At the last Middle School Assembly the Year 9 Leadership team reflected on why National Reconciliation Week is important and how we can make a difference. They undertook an activity that highlighted core sentiments such as acceptance, understanding and connection by symbolically forming a representation of the Aboriginal flag. The girls sought to celebrate and honour Aboriginal culture and create a greater understanding within the Middle School community.

The Mother Daughter Luncheon at the Sheraton Mirage took on a new look this year with Middle School girls attending the event for the first time. It was wonderful to see so many girls in attendance with their mothers and grandmothers, making the most of the opportunity to spend time together. Hearing from past student, Jackie Ingram (1999) about her experiences in her chosen field of law, specializing in justice policy, was fascinating. Her stories inspired the girls to get involved and make the most of opportunities.

The Middle School encourages Year 8 students to be actively involved in the selection of their elective subjects. On Monday, 17 June a Talking Futures afternoon has been organised which includes a variety of opportunities for girls and parents to find out about subject selection for Year 9, 2020. An information session from 2.25 to 3.25pm will outline the subject selection process; this will be held in the Langford Theatre. From 3.30 to 4.30pm there will be a Subject Display and Careers Expo, in the JR Cafeteria, where girls and parents will have the opportunity to speak directly to the Heads of Faculty. This is an exciting opportunity as the girls get to make substantial decisions around the shape and focus of their learning, enabling them to pursue their interests, curiosities and passions. We urge parents to come along and take an active role in their daughter’s subject selection process.

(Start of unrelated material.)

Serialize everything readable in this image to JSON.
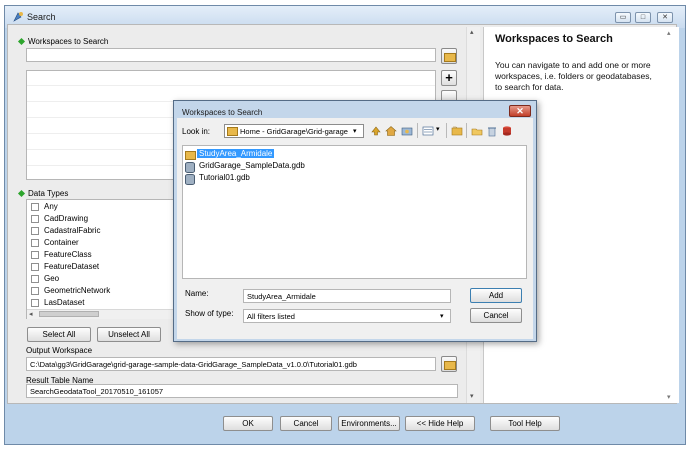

It is wonderful to see so many girls wearing their School Uniform with pride. The colder weather has seen staff and students donning scarves and jumpers and appreciating any opportunity to keep warm via various activities. Fortunately, girls are regularly active, with HPE, sport, and co-curricular activities. However, some need reminding that the sports jacket is to be worn only with the sport uniform. To keep warm the girls are able to wear their School jumper as well as their blazer.

It is inevitable that belongings will be misplaced by students at various times during their school life. It is essential that all uniform items are clearly labelled with the current student’s name, as far too much time can be wasted dealing with unnamed or misnamed clothing. The support of parents is very important in this as it is impossible to distribute unnamed lost property.

At this time of term both staff and students may be feeling a little tired. Teenagers need plenty of sleep and should be getting between 8 to 10 hours of sleep each night. Research has shown that the use of bright screens at nighttime can suppress the release of melatonin which signals the body that it is night; when this signal is delayed it makes it more difficult to sleep. The importance of sleep cannot be underestimated as it is essential for their physical and mental wellbeing, including academic performance. The following are a few simple suggestions to help the girls to take care of themselves.

  • Stick to regular sleep and waking up times.
  • Make the bedroom a sleep haven – cool, dark and quiet.
  • Limit screen time 90 minutes before going to sleep.
  • Let in bright light in the morning to signal waking up time.
  • Exercise regularly.

Everybody needs downtime and the holidays provide an ideal opportunity to catch up with friends, to read that book you’ve been wanting to, to spend more time with family as well as resting and re-energising. I hope you all enjoy the three-week winter break.

Susan Sanburg
Head of Middle School

Love, Compassion, Forgiveness, Hope, Grace